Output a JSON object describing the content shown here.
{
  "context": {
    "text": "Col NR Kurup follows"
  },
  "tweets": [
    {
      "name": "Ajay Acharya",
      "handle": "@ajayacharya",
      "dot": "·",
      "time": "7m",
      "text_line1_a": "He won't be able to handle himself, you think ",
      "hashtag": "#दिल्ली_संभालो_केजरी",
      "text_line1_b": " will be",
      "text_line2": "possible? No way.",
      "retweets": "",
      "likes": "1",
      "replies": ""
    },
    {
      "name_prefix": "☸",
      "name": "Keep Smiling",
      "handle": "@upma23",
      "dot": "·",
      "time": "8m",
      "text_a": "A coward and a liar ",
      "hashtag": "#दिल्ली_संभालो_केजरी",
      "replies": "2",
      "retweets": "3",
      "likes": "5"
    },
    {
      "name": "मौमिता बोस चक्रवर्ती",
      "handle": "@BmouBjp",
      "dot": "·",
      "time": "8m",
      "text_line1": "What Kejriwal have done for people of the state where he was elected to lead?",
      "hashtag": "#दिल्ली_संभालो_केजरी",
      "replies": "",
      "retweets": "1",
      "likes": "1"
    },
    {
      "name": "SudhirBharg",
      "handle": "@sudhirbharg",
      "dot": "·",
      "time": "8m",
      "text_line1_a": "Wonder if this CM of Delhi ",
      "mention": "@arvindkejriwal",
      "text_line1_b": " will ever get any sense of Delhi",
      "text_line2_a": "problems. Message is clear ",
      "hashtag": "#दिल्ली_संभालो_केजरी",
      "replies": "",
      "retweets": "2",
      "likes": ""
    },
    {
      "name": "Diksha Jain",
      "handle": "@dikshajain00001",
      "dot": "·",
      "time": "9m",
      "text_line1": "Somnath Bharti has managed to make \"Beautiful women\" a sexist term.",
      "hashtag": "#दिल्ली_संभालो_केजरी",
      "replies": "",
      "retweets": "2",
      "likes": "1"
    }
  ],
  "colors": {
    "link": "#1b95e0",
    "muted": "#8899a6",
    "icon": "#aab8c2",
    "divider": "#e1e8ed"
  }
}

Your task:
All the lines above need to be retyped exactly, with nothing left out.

Output for this exercise:
Output a JSON object describing the content shown here.
{
  "context": {
    "text": "Col NR Kurup follows"
  },
  "tweets": [
    {
      "name": "Ajay Acharya",
      "handle": "@ajayacharya",
      "dot": "·",
      "time": "7m",
      "text_line1_a": "He won't be able to handle himself, you think ",
      "hashtag": "#दिल्ली_संभालो_केजरी",
      "text_line1_b": " will be",
      "text_line2": "possible? No way.",
      "retweets": "",
      "likes": "1",
      "replies": ""
    },
    {
      "name_prefix": "☸",
      "name": "Keep Smiling",
      "handle": "@upma23",
      "dot": "·",
      "time": "8m",
      "text_a": "A coward and a liar ",
      "hashtag": "#दिल्ली_संभालो_केजरी",
      "replies": "2",
      "retweets": "3",
      "likes": "5"
    },
    {
      "name": "मौमिता बोस चक्रवर्ती",
      "handle": "@BmouBjp",
      "dot": "·",
      "time": "8m",
      "text_line1": "What Kejriwal have done for people of the state where he was elected to lead?",
      "hashtag": "#दिल्ली_संभालो_केजरी",
      "replies": "",
      "retweets": "1",
      "likes": "1"
    },
    {
      "name": "SudhirBharg",
      "handle": "@sudhirbharg",
      "dot": "·",
      "time": "8m",
      "text_line1_a": "Wonder if this CM of Delhi ",
      "mention": "@arvindkejriwal",
      "text_line1_b": " will ever get any sense of Delhi",
      "text_line2_a": "problems. Message is clear ",
      "hashtag": "#दिल्ली_संभालो_केजरी",
      "replies": "",
      "retweets": "2",
      "likes": ""
    },
    {
      "name": "Diksha Jain",
      "handle": "@dikshajain00001",
      "dot": "·",
      "time": "9m",
      "text_line1": "Somnath Bharti has managed to make \"Beautiful women\" a sexist term.",
      "hashtag": "#दिल्ली_संभालो_केजरी",
      "replies": "",
      "retweets": "2",
      "likes": "1"
    }
  ],
  "colors": {
    "link": "#1b95e0",
    "muted": "#8899a6",
    "icon": "#aab8c2",
    "divider": "#e1e8ed"
  }
}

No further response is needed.